Incorporating images of colonial settlement and traces of early Australian modernism in these larger paintings, Binns experiments with the allusive possibilities of patterning. Her appropriation of tapa designs is neither pejorative nor 'merely' decorative-the works remain open-ended and mysterious, throwing up cultural references from the sublime to the banal. In some of the works on paper the newspaper text is clearly readable: fragments of scholarly reviews and obituaries surface underneath the patterns of the Pacific as if demonstrating the obscurity of its colonial history.
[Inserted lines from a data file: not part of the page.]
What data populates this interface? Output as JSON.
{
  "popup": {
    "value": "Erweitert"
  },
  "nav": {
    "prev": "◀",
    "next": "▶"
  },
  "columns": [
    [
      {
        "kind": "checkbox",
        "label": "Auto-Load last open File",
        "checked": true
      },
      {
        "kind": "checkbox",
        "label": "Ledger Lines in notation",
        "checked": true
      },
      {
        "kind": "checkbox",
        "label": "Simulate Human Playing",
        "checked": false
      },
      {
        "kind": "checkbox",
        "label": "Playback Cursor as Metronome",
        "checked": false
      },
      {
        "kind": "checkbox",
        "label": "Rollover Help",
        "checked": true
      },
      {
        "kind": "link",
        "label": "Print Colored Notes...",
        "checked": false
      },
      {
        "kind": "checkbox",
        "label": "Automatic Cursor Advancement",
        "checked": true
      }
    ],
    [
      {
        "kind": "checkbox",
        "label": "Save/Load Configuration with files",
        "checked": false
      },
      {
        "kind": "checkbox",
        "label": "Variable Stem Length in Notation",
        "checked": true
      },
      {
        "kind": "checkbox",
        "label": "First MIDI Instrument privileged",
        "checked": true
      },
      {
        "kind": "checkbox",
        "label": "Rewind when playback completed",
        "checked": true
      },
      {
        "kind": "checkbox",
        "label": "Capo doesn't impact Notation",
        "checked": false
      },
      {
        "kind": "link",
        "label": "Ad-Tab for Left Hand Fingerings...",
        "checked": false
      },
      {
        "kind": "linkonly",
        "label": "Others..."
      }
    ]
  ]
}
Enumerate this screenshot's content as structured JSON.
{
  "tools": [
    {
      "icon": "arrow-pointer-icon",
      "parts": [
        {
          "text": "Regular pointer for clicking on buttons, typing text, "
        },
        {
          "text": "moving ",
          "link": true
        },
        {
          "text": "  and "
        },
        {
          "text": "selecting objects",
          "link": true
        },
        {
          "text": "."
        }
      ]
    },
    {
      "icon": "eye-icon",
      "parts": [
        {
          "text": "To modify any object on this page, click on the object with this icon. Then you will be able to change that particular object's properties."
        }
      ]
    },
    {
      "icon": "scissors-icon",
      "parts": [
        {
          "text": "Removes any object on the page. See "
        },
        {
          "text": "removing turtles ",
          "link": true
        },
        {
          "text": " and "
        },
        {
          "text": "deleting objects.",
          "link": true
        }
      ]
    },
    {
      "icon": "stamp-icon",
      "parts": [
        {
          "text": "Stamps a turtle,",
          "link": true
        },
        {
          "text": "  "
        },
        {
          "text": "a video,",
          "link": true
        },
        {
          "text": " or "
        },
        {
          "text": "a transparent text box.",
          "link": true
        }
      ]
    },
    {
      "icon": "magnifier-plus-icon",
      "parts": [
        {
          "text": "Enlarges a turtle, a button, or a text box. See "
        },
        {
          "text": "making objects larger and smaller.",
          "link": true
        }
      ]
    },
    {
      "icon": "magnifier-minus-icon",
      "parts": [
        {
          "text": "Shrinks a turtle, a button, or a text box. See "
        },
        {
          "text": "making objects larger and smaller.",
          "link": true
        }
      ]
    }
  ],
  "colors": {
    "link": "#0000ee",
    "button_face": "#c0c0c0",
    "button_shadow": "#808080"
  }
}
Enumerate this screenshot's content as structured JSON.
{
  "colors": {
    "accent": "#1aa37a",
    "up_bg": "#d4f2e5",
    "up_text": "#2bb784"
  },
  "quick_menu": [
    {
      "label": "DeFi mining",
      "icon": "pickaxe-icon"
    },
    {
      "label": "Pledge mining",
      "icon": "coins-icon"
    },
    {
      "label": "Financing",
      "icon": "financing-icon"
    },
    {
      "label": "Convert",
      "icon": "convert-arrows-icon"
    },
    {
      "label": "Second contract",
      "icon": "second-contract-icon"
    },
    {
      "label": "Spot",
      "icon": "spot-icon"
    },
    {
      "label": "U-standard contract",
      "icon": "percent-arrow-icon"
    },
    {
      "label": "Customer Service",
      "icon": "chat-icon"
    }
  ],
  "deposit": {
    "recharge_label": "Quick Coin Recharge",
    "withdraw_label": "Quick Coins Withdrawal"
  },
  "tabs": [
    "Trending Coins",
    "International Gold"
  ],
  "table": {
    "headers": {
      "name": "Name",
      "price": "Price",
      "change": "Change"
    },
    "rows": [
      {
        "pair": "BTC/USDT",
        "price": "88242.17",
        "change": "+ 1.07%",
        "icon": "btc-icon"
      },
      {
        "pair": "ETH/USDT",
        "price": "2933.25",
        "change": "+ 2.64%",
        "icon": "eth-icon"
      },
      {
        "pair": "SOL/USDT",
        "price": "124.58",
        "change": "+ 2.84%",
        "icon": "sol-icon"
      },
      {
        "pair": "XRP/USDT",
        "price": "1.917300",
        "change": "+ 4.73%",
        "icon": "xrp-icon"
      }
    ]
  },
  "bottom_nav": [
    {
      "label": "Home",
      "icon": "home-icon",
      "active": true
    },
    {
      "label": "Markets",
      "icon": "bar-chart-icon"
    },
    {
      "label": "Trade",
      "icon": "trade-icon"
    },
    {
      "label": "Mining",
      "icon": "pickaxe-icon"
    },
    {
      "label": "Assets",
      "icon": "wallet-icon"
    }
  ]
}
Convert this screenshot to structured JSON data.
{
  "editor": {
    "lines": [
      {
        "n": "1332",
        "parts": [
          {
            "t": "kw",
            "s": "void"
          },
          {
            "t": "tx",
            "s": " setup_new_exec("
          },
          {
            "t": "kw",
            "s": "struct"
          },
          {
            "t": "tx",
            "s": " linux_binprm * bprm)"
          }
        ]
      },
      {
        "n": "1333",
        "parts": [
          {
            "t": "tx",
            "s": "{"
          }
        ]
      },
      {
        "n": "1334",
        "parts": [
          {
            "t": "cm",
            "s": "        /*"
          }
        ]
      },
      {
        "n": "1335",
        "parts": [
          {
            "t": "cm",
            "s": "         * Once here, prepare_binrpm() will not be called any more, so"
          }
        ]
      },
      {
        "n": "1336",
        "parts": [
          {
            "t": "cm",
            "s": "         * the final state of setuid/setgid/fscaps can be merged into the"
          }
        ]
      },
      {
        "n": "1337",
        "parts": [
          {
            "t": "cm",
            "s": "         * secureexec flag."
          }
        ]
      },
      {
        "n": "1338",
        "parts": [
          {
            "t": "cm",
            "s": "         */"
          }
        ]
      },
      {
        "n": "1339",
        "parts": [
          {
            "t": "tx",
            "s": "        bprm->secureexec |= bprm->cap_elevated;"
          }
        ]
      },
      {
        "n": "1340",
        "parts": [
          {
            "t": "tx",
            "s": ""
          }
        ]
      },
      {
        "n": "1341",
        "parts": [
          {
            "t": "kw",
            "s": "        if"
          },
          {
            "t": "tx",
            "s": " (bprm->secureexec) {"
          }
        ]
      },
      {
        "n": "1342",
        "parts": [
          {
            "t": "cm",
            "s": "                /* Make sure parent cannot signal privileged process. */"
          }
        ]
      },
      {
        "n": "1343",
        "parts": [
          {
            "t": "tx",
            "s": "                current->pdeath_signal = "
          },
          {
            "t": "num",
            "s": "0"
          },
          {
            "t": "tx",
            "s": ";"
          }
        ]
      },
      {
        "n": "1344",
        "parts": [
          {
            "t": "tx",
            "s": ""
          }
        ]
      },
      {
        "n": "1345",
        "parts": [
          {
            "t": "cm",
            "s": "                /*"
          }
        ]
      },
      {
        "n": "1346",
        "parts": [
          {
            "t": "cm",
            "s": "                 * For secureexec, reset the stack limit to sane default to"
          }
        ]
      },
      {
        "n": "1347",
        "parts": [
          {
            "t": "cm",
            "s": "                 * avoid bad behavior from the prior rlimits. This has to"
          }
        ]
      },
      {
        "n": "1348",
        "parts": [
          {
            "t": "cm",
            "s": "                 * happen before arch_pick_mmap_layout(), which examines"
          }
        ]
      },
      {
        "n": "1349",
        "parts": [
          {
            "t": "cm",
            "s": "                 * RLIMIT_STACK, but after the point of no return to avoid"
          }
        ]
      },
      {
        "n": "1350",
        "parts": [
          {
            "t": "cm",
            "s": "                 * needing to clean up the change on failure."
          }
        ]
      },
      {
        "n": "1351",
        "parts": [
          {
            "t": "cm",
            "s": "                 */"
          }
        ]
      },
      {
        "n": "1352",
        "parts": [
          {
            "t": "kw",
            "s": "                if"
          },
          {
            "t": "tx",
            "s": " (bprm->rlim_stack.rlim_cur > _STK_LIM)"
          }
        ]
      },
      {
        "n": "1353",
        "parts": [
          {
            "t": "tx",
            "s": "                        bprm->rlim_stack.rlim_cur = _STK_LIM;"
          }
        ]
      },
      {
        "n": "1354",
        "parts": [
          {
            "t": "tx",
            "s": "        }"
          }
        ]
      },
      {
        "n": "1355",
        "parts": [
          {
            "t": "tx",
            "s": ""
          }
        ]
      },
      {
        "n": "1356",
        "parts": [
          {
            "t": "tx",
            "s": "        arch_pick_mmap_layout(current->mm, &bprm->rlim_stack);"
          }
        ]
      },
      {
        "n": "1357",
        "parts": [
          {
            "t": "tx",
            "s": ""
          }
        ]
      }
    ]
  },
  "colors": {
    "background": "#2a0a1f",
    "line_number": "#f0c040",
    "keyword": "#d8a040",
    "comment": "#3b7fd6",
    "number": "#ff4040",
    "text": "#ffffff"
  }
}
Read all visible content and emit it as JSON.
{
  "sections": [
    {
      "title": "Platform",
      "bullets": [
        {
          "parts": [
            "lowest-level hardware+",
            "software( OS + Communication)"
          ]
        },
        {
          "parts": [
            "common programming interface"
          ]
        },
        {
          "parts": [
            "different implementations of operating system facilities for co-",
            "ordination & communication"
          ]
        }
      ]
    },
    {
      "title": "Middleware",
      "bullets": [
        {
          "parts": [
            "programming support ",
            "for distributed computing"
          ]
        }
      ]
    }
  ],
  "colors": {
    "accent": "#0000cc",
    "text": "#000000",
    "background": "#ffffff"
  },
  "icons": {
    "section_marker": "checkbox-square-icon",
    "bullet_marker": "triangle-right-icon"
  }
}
Binns' personal iconography floats in amongst these traces too-amongst other things the presence of Vag dens and God's beard refer to her own discoveryof the Pacific and its significance in terms of a sense of personal place.
The title painting of this exhibition , Surfacing in the Pacific, is the boldest and bravest of Binns' explorations into the region . In reworking William Hodges' Tahiti Revisited (1776), a grand and luscious painting from Cook's second voyage, the artist celebrates the romantic vision of the eighteenth century but counters its imperialism with the added content of indigenous visual culture. In Binns' version the floor of the painting is an underlay of tapa patterning, receding into the landscape which is like a perfect exercise in one point perspective, its geometric design (incorporating a stylised Vag dens) resembling the tiled floor of a seventeenth century Dutch interior.
The faithfully rendered colours of Hodges' painting are disturbed by the pale tones of the tapa design and an unearthly yellow sky. The artist has inserted Frank Hinder's Bomber Crash (1940s) into the foreground, replacing
Hodges' awkward and unconvincing pagan idol. The effect is curiously appropriate, and calls up the presence of later imperial conflict in the Pacific-Hinder witnessed the crash while serving with the armed forces in New Guinea.
It is Binns' ability to draw such unlikely themes together in these latest endeavours which is their most compelling aspect. She plays exuberantly with history, experience and art in a way which brings to the surface of these works a sense of lively curiosity as well as a celebration of the sensuality of art-making, all art-making. Working within the politics of a postcolonial Pacific, Binns is less concerned with notions of historical truth than she is with the idea that things are tricky, unresolvable and contradictory.